[[ DATASET CONTENT open ]]
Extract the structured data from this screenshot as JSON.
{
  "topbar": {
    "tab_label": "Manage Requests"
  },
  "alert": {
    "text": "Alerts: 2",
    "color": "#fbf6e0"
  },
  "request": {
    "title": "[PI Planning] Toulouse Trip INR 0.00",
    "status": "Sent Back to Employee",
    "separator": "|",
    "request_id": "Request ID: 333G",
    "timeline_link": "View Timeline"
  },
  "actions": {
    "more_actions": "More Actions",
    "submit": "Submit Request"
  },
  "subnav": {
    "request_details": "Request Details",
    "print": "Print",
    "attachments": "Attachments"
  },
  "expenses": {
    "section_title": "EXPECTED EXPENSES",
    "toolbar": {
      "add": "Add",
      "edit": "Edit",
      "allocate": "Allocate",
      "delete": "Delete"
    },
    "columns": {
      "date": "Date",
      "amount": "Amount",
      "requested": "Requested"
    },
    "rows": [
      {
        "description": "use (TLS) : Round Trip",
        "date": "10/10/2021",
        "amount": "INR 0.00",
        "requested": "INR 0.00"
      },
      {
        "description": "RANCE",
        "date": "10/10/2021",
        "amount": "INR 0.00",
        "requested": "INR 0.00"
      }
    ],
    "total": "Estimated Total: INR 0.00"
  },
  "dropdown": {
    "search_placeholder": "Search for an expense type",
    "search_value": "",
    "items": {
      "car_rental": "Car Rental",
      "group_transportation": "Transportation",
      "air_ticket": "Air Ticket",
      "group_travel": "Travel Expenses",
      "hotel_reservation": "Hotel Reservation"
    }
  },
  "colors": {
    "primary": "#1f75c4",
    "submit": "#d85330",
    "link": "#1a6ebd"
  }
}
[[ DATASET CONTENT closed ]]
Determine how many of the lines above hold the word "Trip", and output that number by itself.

**ANSWER SECTION**
2